• What you are asked to do
Every entry below is to be copied exactly, with nothing omitted.

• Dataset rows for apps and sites
>>>>>

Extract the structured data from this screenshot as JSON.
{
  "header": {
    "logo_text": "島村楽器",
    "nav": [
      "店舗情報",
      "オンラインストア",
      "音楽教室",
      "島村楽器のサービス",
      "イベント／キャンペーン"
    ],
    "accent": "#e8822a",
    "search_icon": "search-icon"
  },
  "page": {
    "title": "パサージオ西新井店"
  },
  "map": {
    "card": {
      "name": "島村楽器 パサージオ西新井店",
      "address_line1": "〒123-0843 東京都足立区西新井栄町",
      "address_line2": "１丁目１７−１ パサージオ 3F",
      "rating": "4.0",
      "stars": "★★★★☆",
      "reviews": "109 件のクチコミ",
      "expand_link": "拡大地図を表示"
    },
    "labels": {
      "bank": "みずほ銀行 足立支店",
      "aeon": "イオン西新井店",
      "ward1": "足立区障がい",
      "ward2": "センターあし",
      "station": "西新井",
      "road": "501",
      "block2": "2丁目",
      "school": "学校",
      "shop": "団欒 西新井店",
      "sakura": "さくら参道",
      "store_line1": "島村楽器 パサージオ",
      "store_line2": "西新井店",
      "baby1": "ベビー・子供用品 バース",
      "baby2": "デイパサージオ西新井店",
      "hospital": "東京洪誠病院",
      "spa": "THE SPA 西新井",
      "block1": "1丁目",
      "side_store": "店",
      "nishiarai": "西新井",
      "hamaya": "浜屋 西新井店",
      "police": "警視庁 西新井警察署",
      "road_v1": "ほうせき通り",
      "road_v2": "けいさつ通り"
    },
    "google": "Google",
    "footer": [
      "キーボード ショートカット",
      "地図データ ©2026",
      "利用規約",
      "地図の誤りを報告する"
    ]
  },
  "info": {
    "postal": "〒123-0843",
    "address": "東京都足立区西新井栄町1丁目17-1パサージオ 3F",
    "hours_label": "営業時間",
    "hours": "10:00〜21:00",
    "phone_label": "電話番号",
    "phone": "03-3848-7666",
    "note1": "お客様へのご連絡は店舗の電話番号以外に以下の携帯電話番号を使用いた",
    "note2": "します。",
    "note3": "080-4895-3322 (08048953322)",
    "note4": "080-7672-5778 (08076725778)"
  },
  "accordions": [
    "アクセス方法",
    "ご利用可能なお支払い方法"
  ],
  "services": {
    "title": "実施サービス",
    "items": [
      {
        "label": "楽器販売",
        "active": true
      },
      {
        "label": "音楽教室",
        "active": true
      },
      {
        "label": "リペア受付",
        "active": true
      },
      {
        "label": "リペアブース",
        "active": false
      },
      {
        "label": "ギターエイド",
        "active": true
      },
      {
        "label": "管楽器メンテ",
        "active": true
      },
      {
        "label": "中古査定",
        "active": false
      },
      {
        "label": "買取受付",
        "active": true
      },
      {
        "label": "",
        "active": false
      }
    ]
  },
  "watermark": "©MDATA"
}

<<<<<

• Output for this task
Extract the structured data from this screenshot as JSON.
{
  "header": {
    "logo_text": "島村楽器",
    "nav": [
      "店舗情報",
      "オンラインストア",
      "音楽教室",
      "島村楽器のサービス",
      "イベント／キャンペーン"
    ],
    "accent": "#e8822a",
    "search_icon": "search-icon"
  },
  "page": {
    "title": "パサージオ西新井店"
  },
  "map": {
    "card": {
      "name": "島村楽器 パサージオ西新井店",
      "address_line1": "〒123-0843 東京都足立区西新井栄町",
      "address_line2": "１丁目１７−１ パサージオ 3F",
      "rating": "4.0",
      "stars": "★★★★☆",
      "reviews": "109 件のクチコミ",
      "expand_link": "拡大地図を表示"
    },
    "labels": {
      "bank": "みずほ銀行 足立支店",
      "aeon": "イオン西新井店",
      "ward1": "足立区障がい",
      "ward2": "センターあし",
      "station": "西新井",
      "road": "501",
      "block2": "2丁目",
      "school": "学校",
      "shop": "団欒 西新井店",
      "sakura": "さくら参道",
      "store_line1": "島村楽器 パサージオ",
      "store_line2": "西新井店",
      "baby1": "ベビー・子供用品 バース",
      "baby2": "デイパサージオ西新井店",
      "hospital": "東京洪誠病院",
      "spa": "THE SPA 西新井",
      "block1": "1丁目",
      "side_store": "店",
      "nishiarai": "西新井",
      "hamaya": "浜屋 西新井店",
      "police": "警視庁 西新井警察署",
      "road_v1": "ほうせき通り",
      "road_v2": "けいさつ通り"
    },
    "google": "Google",
    "footer": [
      "キーボード ショートカット",
      "地図データ ©2026",
      "利用規約",
      "地図の誤りを報告する"
    ]
  },
  "info": {
    "postal": "〒123-0843",
    "address": "東京都足立区西新井栄町1丁目17-1パサージオ 3F",
    "hours_label": "営業時間",
    "hours": "10:00〜21:00",
    "phone_label": "電話番号",
    "phone": "03-3848-7666",
    "note1": "お客様へのご連絡は店舗の電話番号以外に以下の携帯電話番号を使用いた",
    "note2": "します。",
    "note3": "080-4895-3322 (08048953322)",
    "note4": "080-7672-5778 (08076725778)"
  },
  "accordions": [
    "アクセス方法",
    "ご利用可能なお支払い方法"
  ],
  "services": {
    "title": "実施サービス",
    "items": [
      {
        "label": "楽器販売",
        "active": true
      },
      {
        "label": "音楽教室",
        "active": true
      },
      {
        "label": "リペア受付",
        "active": true
      },
      {
        "label": "リペアブース",
        "active": false
      },
      {
        "label": "ギターエイド",
        "active": true
      },
      {
        "label": "管楽器メンテ",
        "active": true
      },
      {
        "label": "中古査定",
        "active": false
      },
      {
        "label": "買取受付",
        "active": true
      },
      {
        "label": "",
        "active": false
      }
    ]
  },
  "watermark": "©MDATA"
}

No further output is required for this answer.